» **Extracted information**
---------------

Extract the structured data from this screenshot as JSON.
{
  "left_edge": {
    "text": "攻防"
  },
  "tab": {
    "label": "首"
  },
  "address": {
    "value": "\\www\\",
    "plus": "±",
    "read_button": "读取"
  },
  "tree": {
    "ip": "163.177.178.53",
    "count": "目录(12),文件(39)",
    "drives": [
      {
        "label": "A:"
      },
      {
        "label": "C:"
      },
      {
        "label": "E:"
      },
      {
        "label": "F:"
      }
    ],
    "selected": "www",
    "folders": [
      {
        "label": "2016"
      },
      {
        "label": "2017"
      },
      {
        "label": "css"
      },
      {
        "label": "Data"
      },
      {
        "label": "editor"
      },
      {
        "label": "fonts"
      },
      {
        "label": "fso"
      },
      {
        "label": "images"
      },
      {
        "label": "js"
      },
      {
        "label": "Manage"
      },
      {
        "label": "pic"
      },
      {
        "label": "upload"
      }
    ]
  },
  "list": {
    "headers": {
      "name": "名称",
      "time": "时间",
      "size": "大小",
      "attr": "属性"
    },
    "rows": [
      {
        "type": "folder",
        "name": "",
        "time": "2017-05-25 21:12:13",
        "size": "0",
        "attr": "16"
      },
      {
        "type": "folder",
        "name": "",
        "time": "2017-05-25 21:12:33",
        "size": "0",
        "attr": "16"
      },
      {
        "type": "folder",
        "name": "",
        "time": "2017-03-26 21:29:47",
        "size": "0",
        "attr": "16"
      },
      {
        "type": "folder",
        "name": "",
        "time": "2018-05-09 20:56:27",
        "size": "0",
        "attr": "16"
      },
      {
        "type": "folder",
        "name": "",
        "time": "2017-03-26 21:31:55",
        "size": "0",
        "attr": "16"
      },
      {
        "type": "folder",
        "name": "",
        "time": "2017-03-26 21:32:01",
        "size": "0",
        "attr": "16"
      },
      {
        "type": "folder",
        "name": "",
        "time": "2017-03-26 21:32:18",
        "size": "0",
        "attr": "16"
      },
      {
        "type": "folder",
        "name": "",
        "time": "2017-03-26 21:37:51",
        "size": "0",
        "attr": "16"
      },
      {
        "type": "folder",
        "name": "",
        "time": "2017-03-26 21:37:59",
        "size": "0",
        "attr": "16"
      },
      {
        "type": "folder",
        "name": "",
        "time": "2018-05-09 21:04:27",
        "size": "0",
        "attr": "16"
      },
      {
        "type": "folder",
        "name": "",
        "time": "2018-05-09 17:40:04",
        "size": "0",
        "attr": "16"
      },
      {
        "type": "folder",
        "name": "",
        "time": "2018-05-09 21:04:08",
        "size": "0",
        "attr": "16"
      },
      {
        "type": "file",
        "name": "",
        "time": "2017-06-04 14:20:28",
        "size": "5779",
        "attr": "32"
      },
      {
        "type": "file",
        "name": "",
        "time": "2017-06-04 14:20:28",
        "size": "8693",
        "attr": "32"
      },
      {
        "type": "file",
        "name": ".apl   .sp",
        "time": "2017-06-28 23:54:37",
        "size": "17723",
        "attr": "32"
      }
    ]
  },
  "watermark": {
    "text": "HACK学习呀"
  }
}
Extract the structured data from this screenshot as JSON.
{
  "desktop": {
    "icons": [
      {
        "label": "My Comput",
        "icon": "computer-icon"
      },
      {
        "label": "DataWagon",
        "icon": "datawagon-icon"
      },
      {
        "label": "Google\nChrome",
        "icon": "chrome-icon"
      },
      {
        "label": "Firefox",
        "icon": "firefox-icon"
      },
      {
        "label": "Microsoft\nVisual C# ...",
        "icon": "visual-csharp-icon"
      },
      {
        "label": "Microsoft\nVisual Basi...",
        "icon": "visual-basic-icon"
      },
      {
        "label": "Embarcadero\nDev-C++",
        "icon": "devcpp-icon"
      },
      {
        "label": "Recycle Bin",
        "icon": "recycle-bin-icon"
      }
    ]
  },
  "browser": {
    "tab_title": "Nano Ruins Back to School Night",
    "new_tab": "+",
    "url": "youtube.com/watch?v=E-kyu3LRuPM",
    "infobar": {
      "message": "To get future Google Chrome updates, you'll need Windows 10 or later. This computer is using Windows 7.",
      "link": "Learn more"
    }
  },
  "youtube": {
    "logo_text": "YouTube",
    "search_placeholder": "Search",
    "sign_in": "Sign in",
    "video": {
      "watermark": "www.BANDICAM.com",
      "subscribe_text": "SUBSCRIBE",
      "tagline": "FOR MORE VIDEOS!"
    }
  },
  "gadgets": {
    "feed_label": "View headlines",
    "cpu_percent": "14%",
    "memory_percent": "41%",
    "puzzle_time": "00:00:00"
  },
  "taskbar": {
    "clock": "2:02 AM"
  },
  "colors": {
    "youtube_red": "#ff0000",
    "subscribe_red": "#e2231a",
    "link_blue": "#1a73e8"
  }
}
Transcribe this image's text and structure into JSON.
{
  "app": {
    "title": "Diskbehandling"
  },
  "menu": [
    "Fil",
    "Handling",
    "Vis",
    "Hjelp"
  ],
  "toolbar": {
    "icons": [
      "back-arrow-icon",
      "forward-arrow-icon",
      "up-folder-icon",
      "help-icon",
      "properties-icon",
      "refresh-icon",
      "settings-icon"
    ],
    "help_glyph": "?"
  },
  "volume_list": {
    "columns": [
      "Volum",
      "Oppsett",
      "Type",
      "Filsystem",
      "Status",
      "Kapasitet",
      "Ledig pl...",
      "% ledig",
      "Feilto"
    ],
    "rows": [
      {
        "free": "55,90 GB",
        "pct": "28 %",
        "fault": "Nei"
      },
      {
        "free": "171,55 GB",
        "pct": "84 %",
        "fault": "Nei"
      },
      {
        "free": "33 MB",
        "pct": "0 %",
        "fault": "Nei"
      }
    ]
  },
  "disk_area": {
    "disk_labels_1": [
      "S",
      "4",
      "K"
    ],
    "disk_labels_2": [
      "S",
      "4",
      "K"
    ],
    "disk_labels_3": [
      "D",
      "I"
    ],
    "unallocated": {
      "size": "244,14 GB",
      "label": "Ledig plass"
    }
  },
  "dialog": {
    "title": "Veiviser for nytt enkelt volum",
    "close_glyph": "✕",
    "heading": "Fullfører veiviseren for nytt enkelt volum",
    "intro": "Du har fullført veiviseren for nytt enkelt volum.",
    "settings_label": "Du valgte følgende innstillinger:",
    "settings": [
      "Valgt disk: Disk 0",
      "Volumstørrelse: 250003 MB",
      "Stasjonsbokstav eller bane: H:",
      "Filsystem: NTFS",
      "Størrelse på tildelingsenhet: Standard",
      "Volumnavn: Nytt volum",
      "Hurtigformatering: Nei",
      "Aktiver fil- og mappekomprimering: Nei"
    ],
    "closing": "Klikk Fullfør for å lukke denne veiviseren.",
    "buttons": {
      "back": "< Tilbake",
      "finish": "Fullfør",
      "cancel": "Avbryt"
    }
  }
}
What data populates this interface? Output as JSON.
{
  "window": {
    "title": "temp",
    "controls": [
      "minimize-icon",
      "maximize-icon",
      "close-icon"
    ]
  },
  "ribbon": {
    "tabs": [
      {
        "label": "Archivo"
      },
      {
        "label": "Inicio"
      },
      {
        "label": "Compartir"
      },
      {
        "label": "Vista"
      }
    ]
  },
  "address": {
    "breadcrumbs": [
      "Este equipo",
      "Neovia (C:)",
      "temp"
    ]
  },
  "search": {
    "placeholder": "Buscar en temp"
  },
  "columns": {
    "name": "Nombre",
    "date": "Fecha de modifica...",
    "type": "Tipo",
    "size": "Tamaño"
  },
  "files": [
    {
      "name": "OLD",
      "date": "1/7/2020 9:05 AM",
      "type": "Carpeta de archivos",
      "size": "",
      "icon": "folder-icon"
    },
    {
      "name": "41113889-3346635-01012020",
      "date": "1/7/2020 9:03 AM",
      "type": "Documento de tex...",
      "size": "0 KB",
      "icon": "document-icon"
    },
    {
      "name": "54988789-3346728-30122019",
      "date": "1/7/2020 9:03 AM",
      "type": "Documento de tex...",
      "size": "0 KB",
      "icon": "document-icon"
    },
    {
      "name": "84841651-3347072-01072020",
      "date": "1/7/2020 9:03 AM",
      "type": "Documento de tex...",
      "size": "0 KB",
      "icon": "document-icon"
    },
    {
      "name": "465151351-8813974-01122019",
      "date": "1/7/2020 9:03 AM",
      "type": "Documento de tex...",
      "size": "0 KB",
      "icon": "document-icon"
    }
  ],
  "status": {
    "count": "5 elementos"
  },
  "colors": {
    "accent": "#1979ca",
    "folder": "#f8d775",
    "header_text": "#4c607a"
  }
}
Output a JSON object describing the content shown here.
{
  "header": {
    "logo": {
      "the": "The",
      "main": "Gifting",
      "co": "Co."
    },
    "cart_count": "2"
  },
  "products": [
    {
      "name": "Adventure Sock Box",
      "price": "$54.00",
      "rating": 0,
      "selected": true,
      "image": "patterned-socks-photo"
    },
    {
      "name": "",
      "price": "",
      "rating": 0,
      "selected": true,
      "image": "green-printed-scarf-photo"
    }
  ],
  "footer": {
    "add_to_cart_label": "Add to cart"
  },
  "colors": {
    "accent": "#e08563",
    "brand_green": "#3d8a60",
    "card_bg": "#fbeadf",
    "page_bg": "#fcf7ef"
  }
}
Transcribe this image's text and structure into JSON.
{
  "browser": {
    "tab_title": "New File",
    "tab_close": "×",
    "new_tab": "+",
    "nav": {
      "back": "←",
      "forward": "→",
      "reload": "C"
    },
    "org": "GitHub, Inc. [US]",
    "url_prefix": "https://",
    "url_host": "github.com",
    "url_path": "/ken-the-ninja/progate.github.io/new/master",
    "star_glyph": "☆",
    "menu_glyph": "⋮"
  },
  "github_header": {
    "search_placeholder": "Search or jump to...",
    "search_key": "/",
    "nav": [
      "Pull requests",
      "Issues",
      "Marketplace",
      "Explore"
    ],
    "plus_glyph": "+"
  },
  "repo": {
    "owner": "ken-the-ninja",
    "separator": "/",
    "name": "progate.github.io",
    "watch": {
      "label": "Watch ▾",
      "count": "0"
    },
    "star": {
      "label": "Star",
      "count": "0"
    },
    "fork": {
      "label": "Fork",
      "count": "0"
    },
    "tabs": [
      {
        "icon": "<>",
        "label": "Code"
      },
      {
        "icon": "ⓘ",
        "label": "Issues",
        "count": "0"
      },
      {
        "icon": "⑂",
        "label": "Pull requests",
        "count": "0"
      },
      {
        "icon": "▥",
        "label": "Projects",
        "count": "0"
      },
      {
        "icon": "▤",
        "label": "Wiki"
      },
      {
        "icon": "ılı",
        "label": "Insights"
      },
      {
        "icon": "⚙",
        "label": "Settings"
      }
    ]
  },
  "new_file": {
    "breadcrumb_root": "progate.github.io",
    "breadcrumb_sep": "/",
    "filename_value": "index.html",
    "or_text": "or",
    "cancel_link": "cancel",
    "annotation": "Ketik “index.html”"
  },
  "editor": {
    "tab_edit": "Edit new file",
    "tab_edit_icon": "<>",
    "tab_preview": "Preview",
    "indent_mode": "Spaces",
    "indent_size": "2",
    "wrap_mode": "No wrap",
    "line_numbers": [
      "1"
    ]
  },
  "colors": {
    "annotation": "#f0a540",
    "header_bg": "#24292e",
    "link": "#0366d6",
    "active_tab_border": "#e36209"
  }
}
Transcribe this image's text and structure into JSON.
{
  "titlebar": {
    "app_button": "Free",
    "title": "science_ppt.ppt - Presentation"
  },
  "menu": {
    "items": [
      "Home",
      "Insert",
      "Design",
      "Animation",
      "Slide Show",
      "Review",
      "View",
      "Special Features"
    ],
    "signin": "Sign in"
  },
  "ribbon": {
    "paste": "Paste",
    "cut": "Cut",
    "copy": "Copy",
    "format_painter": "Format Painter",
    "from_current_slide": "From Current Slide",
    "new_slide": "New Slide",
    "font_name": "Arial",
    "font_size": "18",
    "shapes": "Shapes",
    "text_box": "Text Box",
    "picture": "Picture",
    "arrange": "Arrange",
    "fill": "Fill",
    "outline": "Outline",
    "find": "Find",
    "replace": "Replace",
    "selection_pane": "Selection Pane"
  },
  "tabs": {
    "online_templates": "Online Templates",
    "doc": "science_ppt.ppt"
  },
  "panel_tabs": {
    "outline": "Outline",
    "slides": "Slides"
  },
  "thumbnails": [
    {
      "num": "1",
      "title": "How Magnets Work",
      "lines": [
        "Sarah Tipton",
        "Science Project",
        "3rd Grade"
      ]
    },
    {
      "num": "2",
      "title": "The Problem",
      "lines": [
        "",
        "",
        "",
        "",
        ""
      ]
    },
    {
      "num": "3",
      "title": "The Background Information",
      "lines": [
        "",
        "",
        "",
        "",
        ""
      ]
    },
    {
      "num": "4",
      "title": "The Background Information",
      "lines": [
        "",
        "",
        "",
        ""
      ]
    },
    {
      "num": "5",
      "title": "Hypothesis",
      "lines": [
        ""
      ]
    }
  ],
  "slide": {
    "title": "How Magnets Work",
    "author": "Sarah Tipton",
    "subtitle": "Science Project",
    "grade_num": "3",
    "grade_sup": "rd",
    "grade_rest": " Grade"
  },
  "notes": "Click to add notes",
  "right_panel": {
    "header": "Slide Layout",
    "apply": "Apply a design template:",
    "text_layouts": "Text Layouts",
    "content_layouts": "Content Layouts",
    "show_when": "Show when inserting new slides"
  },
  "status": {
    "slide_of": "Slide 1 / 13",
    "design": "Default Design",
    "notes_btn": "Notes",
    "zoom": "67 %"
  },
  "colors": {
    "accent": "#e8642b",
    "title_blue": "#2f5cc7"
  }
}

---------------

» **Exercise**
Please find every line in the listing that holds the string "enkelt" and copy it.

» **Task result**
    "title": "Veiviser for nytt enkelt volum",
    "heading": "Fullfører veiviseren for nytt enkelt volum",
    "intro": "Du har fullført veiviseren for nytt enkelt volum.",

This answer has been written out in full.